Actually SMS is being replaced to some degree by mobile-based instant messaging, including push notifications, which provides some new features and are much lower cost. Many of the 4G LTE networks don't yet support SMS despite being from the same mobile operators.
Expensive IPv4 blocks mean that the price of hosting a website on IPv6 is cheaper, or getting IPv6 access via broadband, so ultimately this will have an effect. A similar example: the price difference between Windows and Linux web hosting is one reason why Windows only has about 20% of the market there, which illustrates this can happen despite switching costs. The price difference per month is only a few dollars for Windows vs. Linux but it does have a market impact, and totals to a big impact on Microsoft's potential revenues.
Going IPv6 on a webhost is not that expensive initially - they must ensure the OS is configured OK on the servers they start with, and provide a 6to4 tunnel to someone like Hurricane Electric. That's all endpoint configuration and can be the end of phase 1 - only once they get customers on IPv6 do they need to look to a native IPv6 end to end with an IPv6 upstream, which can be phase 2 once they have IPv6-driven revenues.

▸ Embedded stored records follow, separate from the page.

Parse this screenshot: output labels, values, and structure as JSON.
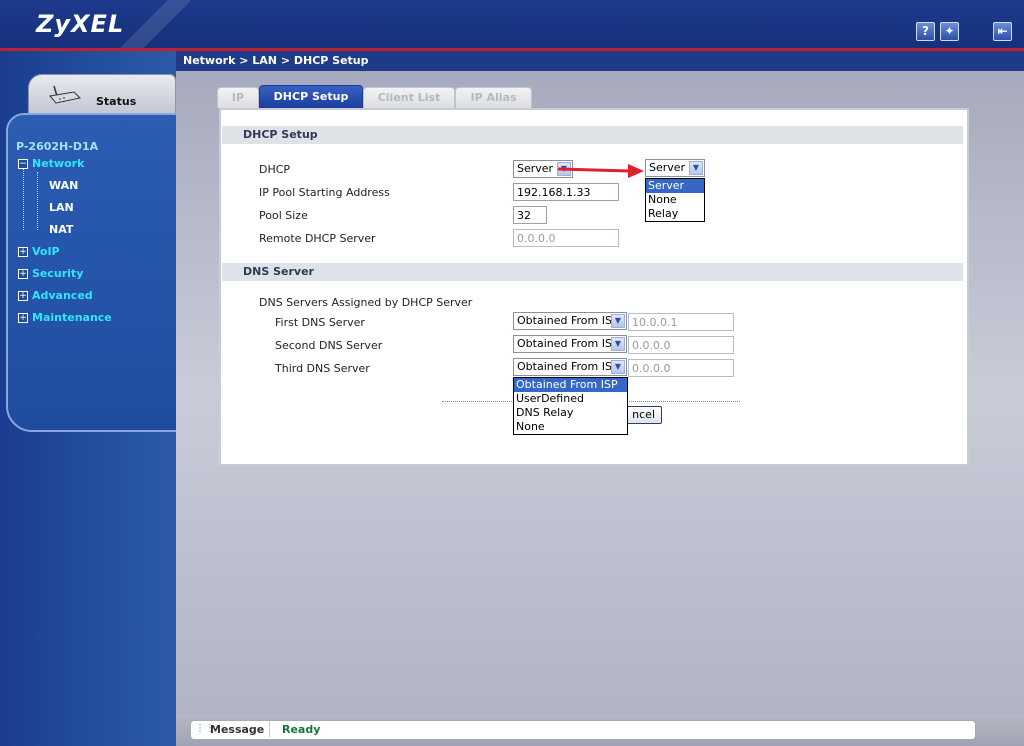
{
  "header": {
    "logo": "ZyXEL",
    "help_icon": "help-icon",
    "wizard_icon": "wizard-icon",
    "logout_icon": "logout-icon"
  },
  "sidebar": {
    "status_label": "Status",
    "device_name": "P-2602H-D1A",
    "menu": [
      {
        "label": "Network",
        "expander": "−",
        "children": [
          "WAN",
          "LAN",
          "NAT"
        ]
      },
      {
        "label": "VoIP",
        "expander": "+"
      },
      {
        "label": "Security",
        "expander": "+"
      },
      {
        "label": "Advanced",
        "expander": "+"
      },
      {
        "label": "Maintenance",
        "expander": "+"
      }
    ]
  },
  "breadcrumb": "Network > LAN > DHCP Setup",
  "tabs": [
    "IP",
    "DHCP Setup",
    "Client List",
    "IP Alias"
  ],
  "active_tab": "DHCP Setup",
  "dhcp": {
    "section_title": "DHCP Setup",
    "dhcp_label": "DHCP",
    "dhcp_value": "Server",
    "pool_start_label": "IP Pool Starting Address",
    "pool_start_value": "192.168.1.33",
    "pool_size_label": "Pool Size",
    "pool_size_value": "32",
    "remote_label": "Remote DHCP Server",
    "remote_value": "0.0.0.0",
    "dropdown_value": "Server",
    "dropdown_options": [
      "Server",
      "None",
      "Relay"
    ],
    "dropdown_selected": "Server"
  },
  "dns": {
    "section_title": "DNS Server",
    "assigned_label": "DNS Servers Assigned by DHCP Server",
    "first_label": "First DNS Server",
    "first_mode": "Obtained From ISP",
    "first_ip": "10.0.0.1",
    "second_label": "Second DNS Server",
    "second_mode": "Obtained From ISP",
    "second_ip": "0.0.0.0",
    "third_label": "Third DNS Server",
    "third_mode": "Obtained From ISP",
    "third_ip": "0.0.0.0",
    "dropdown_options": [
      "Obtained From ISP",
      "UserDefined",
      "DNS Relay",
      "None"
    ],
    "dropdown_selected": "Obtained From ISP"
  },
  "buttons": {
    "cancel_partial": "ncel"
  },
  "statusbar": {
    "label": "Message",
    "text": "Ready"
  },
  "colors": {
    "header_blue": "#1d3a8c",
    "accent_red": "#e0202a",
    "tab_active": "#1c3d9a",
    "selection": "#3667c6",
    "ready_green": "#107a3a"
  }
}
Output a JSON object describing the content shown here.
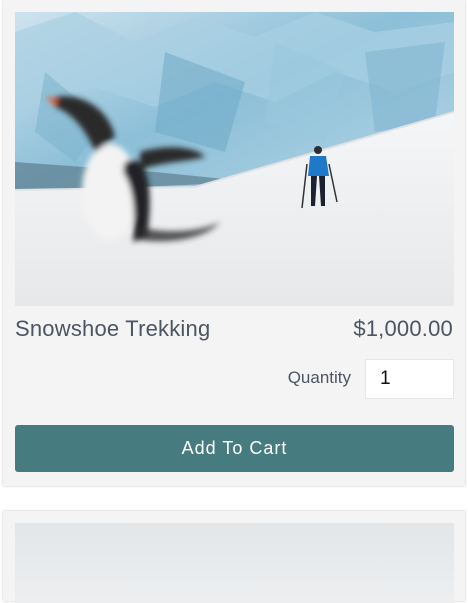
{
  "product": {
    "image_alt": "Hiker snowshoe trekking past a glacier with a penguin in the foreground",
    "name": "Snowshoe Trekking",
    "price": "$1,000.00",
    "quantity_label": "Quantity",
    "quantity_value": "1",
    "add_to_cart_label": "Add To Cart"
  },
  "colors": {
    "button": "#467b80",
    "text": "#4b5563",
    "card": "#f4f4f4"
  }
}
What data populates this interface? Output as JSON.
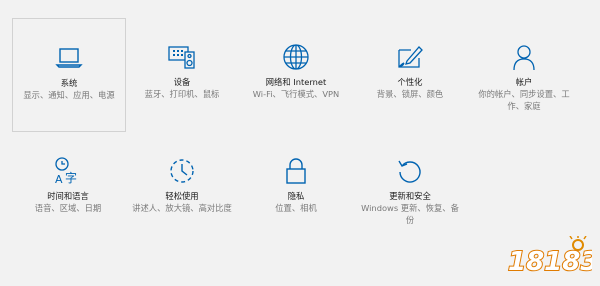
{
  "tiles": [
    {
      "title": "系统",
      "desc": "显示、通知、应用、电源",
      "icon": "monitor-icon"
    },
    {
      "title": "设备",
      "desc": "蓝牙、打印机、鼠标",
      "icon": "devices-icon"
    },
    {
      "title": "网络和 Internet",
      "desc": "Wi-Fi、飞行模式、VPN",
      "icon": "globe-icon"
    },
    {
      "title": "个性化",
      "desc": "背景、锁屏、颜色",
      "icon": "personalization-icon"
    },
    {
      "title": "帐户",
      "desc": "你的帐户、同步设置、工作、家庭",
      "icon": "person-icon"
    },
    {
      "title": "时间和语言",
      "desc": "语音、区域、日期",
      "icon": "time-language-icon"
    },
    {
      "title": "轻松使用",
      "desc": "讲述人、放大镜、高对比度",
      "icon": "ease-of-access-icon"
    },
    {
      "title": "隐私",
      "desc": "位置、相机",
      "icon": "lock-icon"
    },
    {
      "title": "更新和安全",
      "desc": "Windows 更新、恢复、备份",
      "icon": "update-icon"
    }
  ],
  "watermark": {
    "text": "18183",
    "icon": "18183-logo"
  },
  "colors": {
    "accent": "#0063b1",
    "background": "#f2f2f2",
    "selected_border": "#d2d2d2"
  }
}
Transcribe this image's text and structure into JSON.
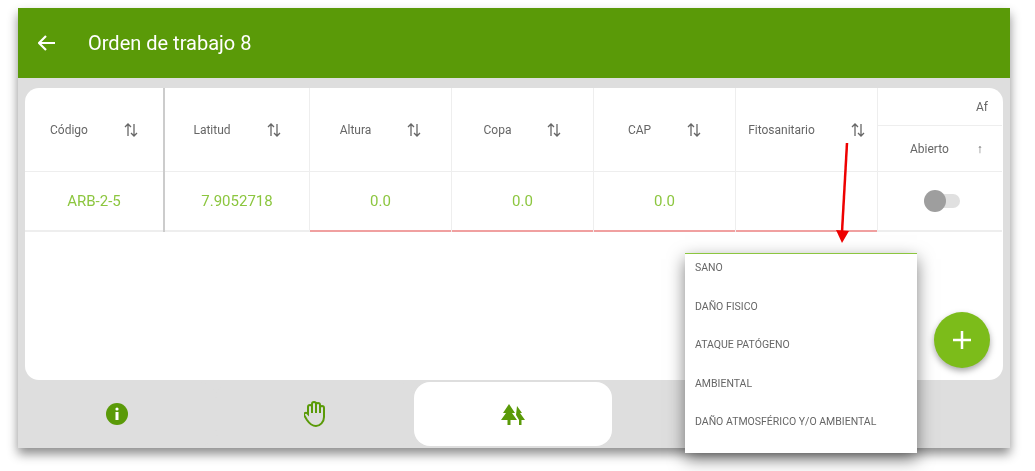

Much easier to make the business case.
Ultimately the customers of webhosts will decide - if they get more problems with IPv4 due to NAT, they will ask their webhosts for IPv6, and some of them will switch to hosts that do provide IPv6.